Online Karate training futile & fruitless: Dhiman

Deepika Dhiman, an ace karate player, speaks to The Daily Guardian about the unprecedented challenges posed by the Covid-19 pandemic.

Deepika Dhiman.
Deepika Dhiman.

For Deepika Dhiman, Karate was always a passion, nonetheless, her persistent hard work and perseverance helped her make it a profession. Dhiman, whose present world ranking is 127, is a National Champion and is currently aiming to qualify for Tokyo Olympic and 2022 AsianGames respectively.

Dhiman, who is working in the Income Tax Department of the Government of India, is a Black Belt 3rd, Dan from Japan, WKF, and Canada and is an NF Rajiv Gandhi State Sports Awardee. In an exclusive conversation with The Daily Guardian, she sheds some light on very important issues that prevail amid the Covid-19 pandemic.

“First of all, we don’t have proper infrastructure, Coaching, and training facility for Karate games. And without these basic things how can we expect medals from Karate players at Asian or International level. We talk much about self-reliance but it’s a surprising fact that there is not a single Karate Dress Manufacturer in India,” Dhiman pointed out.

“We don’t have a regular or a permanent National Coach. There is provision for regular training camp to nurture the talent at local, state, or national level. Even there is merely any permanent physio or a doctor provided during the training camp,” she added.

 Dhiman feels that without a proper physio, players are at a high risk of ruining their careers from injuries. She also pointed out that there is not enough encouragement that a player receives, and neither do the players receive well deserved public acclaim.

“Our Karate players never get enough promotion and if we compare media attention with other sports like Cricket, Hockey or Football, it is nothing,” she said.

 However, she praised the government for their recent efforts. “Delhi Government initiated a very good policy Mission Excellence for talented National/International Delhi players. With the help of this Mission Excellence scheme, I also got a handsome amount to manage and maintain my huge expenses to play abroad,”

 However, leaving merely any stone unturned, the pandemic is showering a cascading spate of hindrances at the athletes and the game as a whole. “But due to this Corona Pandemic, this scheme could not get reviewed by Delhi Government to date,” she said.

“Also, there is no proper online training going on officially in India although it’s a regular feature in the foreign countries,” she added.

 “One of the Karate players, Mr. Amripaul was seriously injured during the Lockdown, but no federation or Government came forward to help her. Amid those circumstances, Karate players collectively raise the funds through social media and come forward to help. Even Bollywood Actor Sonu Sood offered to help and all the expenses of her treatment were managed successfully,” said Dhiman.

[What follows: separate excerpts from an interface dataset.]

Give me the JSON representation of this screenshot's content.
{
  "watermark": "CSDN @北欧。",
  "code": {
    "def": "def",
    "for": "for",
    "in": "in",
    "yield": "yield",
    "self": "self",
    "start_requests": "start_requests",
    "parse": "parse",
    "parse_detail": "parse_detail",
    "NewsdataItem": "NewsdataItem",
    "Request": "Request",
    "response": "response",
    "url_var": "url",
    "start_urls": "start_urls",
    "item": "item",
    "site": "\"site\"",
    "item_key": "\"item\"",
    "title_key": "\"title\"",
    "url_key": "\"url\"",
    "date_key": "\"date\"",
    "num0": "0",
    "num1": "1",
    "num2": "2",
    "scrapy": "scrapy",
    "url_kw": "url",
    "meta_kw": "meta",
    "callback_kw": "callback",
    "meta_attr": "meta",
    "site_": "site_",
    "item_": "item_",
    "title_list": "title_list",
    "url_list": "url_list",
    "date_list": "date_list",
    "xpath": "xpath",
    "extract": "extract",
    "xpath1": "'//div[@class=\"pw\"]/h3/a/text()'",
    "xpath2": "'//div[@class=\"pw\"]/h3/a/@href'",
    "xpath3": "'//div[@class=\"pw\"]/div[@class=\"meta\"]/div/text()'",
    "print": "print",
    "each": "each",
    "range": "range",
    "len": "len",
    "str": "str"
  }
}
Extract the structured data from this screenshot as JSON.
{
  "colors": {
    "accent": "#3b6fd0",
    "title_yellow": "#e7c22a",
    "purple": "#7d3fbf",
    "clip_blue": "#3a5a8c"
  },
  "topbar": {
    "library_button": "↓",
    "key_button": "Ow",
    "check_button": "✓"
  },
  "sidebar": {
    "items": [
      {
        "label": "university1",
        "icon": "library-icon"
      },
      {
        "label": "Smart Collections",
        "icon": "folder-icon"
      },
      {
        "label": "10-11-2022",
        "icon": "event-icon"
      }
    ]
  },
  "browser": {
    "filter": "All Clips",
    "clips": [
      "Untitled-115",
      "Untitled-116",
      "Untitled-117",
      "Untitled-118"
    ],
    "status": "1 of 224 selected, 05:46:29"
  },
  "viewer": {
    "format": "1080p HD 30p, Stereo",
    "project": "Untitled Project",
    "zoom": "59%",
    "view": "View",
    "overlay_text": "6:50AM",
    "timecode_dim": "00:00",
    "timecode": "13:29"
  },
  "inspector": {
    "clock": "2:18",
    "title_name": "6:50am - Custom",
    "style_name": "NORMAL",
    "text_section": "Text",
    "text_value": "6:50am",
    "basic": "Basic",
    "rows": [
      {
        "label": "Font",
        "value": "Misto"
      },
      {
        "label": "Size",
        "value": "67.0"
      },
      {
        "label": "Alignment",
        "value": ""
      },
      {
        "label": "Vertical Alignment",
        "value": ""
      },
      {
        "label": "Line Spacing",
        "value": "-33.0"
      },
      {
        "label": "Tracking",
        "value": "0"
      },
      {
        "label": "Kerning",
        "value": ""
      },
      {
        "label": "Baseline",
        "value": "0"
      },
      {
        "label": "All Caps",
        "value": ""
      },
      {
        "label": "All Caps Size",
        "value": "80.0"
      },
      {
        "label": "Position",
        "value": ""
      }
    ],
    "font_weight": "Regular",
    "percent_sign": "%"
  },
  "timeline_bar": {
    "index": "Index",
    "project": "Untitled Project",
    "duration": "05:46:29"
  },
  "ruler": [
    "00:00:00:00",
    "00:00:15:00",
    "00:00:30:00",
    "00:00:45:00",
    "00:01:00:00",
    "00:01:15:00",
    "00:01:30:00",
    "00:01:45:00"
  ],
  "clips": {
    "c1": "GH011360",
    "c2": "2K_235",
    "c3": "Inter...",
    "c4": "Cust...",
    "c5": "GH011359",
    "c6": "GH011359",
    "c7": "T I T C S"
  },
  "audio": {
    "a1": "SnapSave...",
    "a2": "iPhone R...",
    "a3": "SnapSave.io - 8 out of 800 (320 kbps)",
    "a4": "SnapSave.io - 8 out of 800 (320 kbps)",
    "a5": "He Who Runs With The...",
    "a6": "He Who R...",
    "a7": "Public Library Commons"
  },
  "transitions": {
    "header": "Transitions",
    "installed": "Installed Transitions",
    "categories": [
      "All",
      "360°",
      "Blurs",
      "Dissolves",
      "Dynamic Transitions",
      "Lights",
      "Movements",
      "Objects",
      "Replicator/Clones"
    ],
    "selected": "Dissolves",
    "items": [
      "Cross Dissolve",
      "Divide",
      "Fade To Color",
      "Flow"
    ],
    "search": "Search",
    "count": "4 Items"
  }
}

Speaking about the less efficiency of the process of online training, Dhiman said: “Karate is a close contact sport and without the opponent, the training is utterly worthless and futile. Connecting and hitting/ punching are the common features to nurture the skill and improve one’s performance, and it is crystal clear a fact that online training won’t help much.”

However, Dhiman understands the importance of following the health guidelines amid the pandemic, but she does not let the outbreak hinder her will. “During these trying circumstances, keeping social distancing is must,” she says, “but I have already set my goal to make myself qualify for the upcoming Tokyo Olympic and World Karate Championship for which I’m doing a lot of hard work independently.”

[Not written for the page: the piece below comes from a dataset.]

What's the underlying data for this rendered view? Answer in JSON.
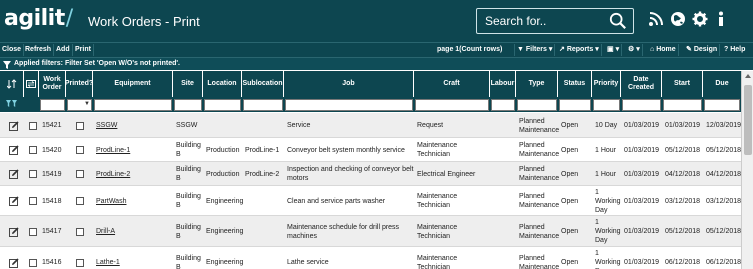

“This is a really good time for players especially for those who are injured because they have sufficient time to undergo the recovery process. Moreover, they can prepare to do something outstanding in their respective sports fields. This is a positive sign for all players to take proper mental and physical rest. In that sense, this pandemic is a blessing in disguise for athletes.”

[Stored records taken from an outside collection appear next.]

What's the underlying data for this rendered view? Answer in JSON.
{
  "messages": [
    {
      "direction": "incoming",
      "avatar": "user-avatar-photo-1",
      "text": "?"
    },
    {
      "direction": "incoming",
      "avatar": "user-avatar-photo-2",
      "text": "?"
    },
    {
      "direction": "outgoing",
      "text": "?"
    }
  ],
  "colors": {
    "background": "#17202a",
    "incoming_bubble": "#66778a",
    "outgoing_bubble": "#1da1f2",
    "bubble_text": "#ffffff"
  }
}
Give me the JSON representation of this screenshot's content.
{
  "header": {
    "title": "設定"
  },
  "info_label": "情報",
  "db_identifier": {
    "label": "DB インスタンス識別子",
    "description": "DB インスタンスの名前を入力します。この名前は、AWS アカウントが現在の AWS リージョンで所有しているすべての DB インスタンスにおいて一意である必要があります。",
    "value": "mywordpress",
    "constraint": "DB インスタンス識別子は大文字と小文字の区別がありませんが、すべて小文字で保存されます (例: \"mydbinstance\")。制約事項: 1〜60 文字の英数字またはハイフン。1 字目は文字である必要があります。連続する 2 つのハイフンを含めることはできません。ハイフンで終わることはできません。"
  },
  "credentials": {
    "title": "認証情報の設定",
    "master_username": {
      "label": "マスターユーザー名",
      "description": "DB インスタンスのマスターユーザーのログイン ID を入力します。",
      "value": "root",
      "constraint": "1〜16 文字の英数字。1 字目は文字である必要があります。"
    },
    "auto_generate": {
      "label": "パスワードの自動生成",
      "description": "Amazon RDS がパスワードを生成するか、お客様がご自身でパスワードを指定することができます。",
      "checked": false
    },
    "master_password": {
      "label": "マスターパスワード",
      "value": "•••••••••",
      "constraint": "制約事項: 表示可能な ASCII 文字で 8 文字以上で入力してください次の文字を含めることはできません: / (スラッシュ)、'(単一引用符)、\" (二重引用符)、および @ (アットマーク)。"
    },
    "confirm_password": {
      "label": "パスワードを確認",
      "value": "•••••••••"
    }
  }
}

 The writer is the bureau chief of Himalini Magazine. He has also written two books on media education and is the founder of Creatives Media World Academy.